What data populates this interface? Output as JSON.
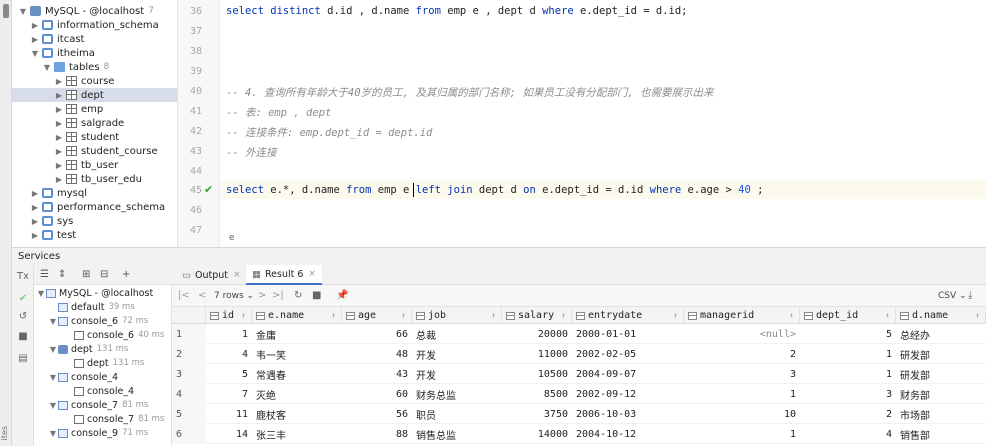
{
  "tree": {
    "root": {
      "label": "MySQL - @localhost",
      "count": "7"
    },
    "items": [
      {
        "label": "information_schema"
      },
      {
        "label": "itcast"
      },
      {
        "label": "itheima"
      },
      {
        "label": "tables",
        "count": "8"
      },
      {
        "label": "course"
      },
      {
        "label": "dept"
      },
      {
        "label": "emp"
      },
      {
        "label": "salgrade"
      },
      {
        "label": "student"
      },
      {
        "label": "student_course"
      },
      {
        "label": "tb_user"
      },
      {
        "label": "tb_user_edu"
      },
      {
        "label": "mysql"
      },
      {
        "label": "performance_schema"
      },
      {
        "label": "sys"
      },
      {
        "label": "test"
      }
    ]
  },
  "editor": {
    "line_numbers": [
      "36",
      "37",
      "38",
      "39",
      "40",
      "41",
      "42",
      "43",
      "44",
      "45",
      "46",
      "47"
    ],
    "line36": {
      "kw1": "select distinct",
      "t1": " d.id , d.name ",
      "kw2": "from",
      "t2": " emp e , dept d ",
      "kw3": "where",
      "t3": " e.dept_id = d.id;"
    },
    "comment1": "-- 4. 查询所有年龄大于40岁的员工, 及其归属的部门名称; 如果员工没有分配部门, 也需要展示出来",
    "comment2": "-- 表: emp , dept",
    "comment3": "-- 连接条件: emp.dept_id = dept.id",
    "comment4": "-- 外连接",
    "line45": {
      "kw1": "select",
      "t1": " e.*, d.name ",
      "kw2": "from",
      "t2": " emp e ",
      "kw3": "left join",
      "t3": " dept d ",
      "kw4": "on",
      "t4": " e.dept_id = d.id ",
      "kw5": "where",
      "t5": " e.age > ",
      "num": "40",
      "t6": " ;"
    },
    "breadcrumb": "e"
  },
  "services": {
    "title": "Services",
    "tree": [
      {
        "label": "MySQL - @localhost",
        "ms": ""
      },
      {
        "label": "default",
        "ms": "39 ms"
      },
      {
        "label": "console_6",
        "ms": "72 ms"
      },
      {
        "label": "console_6",
        "ms": "40 ms"
      },
      {
        "label": "dept",
        "ms": "131 ms"
      },
      {
        "label": "dept",
        "ms": "131 ms"
      },
      {
        "label": "console_4",
        "ms": ""
      },
      {
        "label": "console_4",
        "ms": ""
      },
      {
        "label": "console_7",
        "ms": "81 ms"
      },
      {
        "label": "console_7",
        "ms": "81 ms"
      },
      {
        "label": "console_9",
        "ms": "71 ms"
      }
    ]
  },
  "results": {
    "tabs": [
      "Output",
      "Result 6"
    ],
    "rows_label": "7 rows",
    "export": "CSV",
    "columns": [
      "id",
      "e.name",
      "age",
      "job",
      "salary",
      "entrydate",
      "managerid",
      "dept_id",
      "d.name"
    ],
    "rows": [
      [
        "1",
        "1",
        "金庸",
        "66",
        "总裁",
        "20000",
        "2000-01-01",
        "<null>",
        "5",
        "总经办"
      ],
      [
        "2",
        "4",
        "韦一笑",
        "48",
        "开发",
        "11000",
        "2002-02-05",
        "2",
        "1",
        "研发部"
      ],
      [
        "3",
        "5",
        "常遇春",
        "43",
        "开发",
        "10500",
        "2004-09-07",
        "3",
        "1",
        "研发部"
      ],
      [
        "4",
        "7",
        "灭绝",
        "60",
        "财务总监",
        "8500",
        "2002-09-12",
        "1",
        "3",
        "财务部"
      ],
      [
        "5",
        "11",
        "鹿杖客",
        "56",
        "职员",
        "3750",
        "2006-10-03",
        "10",
        "2",
        "市场部"
      ],
      [
        "6",
        "14",
        "张三丰",
        "88",
        "销售总监",
        "14000",
        "2004-10-12",
        "1",
        "4",
        "销售部"
      ]
    ]
  },
  "colors": {
    "keyword": "#0033b3",
    "comment": "#8c8c8c",
    "selection": "#d6dde8",
    "success": "#3b9c3b"
  }
}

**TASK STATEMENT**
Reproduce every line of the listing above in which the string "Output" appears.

**ANSWER FOR THIS EXERCISE**
What data populates this interface? Output as JSON.
      "Output",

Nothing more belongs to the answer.